EXERCISE AIM:
Please tally the lines of the records that contain "badge" and send back only the total.
:: DATA EXTRACTS ::
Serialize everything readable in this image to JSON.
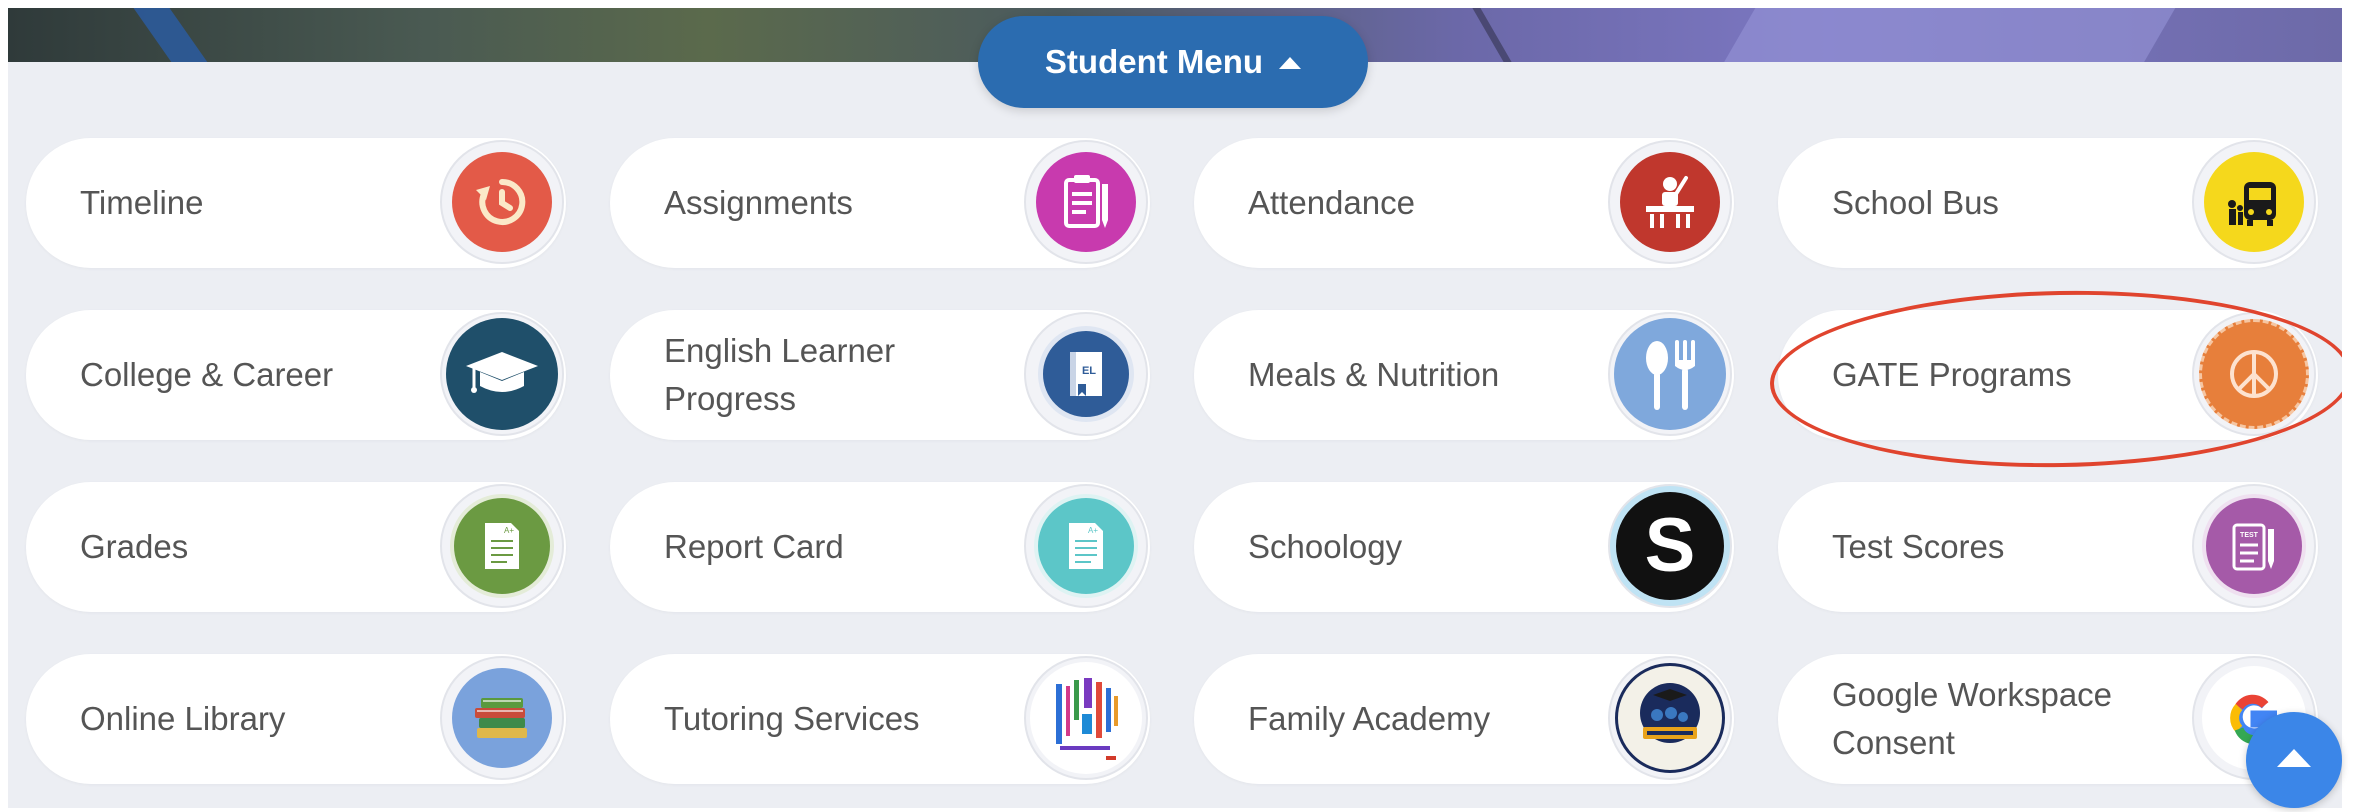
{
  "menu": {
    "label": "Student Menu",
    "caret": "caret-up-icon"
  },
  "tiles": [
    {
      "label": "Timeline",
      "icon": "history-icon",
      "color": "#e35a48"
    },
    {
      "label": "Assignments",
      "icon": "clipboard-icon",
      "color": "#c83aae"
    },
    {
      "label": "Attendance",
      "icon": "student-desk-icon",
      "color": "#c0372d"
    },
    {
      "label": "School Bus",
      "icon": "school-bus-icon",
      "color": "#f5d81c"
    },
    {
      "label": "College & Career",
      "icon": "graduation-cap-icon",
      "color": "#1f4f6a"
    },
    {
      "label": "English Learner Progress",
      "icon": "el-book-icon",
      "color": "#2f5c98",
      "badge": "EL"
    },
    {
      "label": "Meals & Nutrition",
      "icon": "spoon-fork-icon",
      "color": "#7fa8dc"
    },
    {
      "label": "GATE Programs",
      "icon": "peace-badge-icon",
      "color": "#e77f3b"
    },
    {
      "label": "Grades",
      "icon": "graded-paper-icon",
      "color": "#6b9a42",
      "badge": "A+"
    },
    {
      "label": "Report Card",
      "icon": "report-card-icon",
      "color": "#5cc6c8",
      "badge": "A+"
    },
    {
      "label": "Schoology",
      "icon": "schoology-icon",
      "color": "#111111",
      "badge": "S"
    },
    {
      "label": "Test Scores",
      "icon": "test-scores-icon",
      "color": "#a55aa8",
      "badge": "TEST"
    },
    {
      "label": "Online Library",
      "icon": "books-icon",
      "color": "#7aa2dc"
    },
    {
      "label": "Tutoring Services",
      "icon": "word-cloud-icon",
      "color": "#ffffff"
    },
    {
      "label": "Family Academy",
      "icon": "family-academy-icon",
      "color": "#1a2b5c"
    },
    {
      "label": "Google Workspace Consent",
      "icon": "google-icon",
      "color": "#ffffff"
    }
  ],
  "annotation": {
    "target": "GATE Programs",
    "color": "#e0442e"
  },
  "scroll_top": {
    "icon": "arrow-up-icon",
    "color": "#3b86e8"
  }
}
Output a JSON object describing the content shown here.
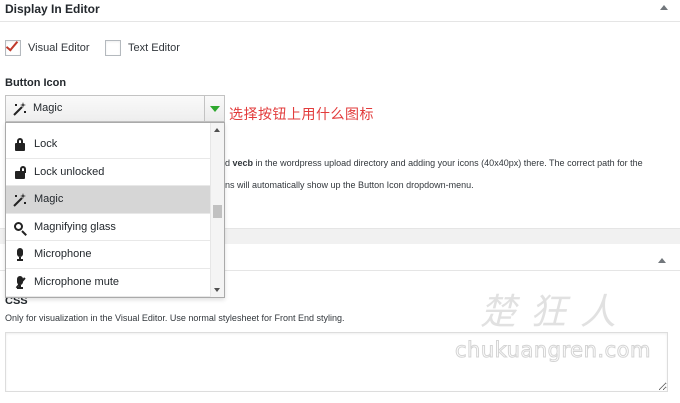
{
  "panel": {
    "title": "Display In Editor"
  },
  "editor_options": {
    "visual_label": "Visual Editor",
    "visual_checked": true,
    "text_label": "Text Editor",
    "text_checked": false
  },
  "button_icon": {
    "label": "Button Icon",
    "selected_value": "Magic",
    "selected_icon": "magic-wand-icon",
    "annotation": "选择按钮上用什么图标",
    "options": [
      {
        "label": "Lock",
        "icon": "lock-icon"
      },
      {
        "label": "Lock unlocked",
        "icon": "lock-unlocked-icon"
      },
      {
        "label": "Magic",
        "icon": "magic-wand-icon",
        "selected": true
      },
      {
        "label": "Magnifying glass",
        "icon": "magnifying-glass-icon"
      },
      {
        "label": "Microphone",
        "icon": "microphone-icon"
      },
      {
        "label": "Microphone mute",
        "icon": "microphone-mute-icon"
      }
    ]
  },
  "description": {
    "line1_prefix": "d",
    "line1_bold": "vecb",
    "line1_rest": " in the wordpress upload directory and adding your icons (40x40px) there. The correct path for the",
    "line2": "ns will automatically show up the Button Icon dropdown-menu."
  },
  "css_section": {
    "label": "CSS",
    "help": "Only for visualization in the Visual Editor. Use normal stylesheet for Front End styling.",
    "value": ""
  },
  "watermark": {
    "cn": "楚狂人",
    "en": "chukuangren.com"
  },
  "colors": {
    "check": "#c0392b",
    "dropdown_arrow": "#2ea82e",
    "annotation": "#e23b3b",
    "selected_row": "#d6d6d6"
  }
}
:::
SOLUTION BELOW:
6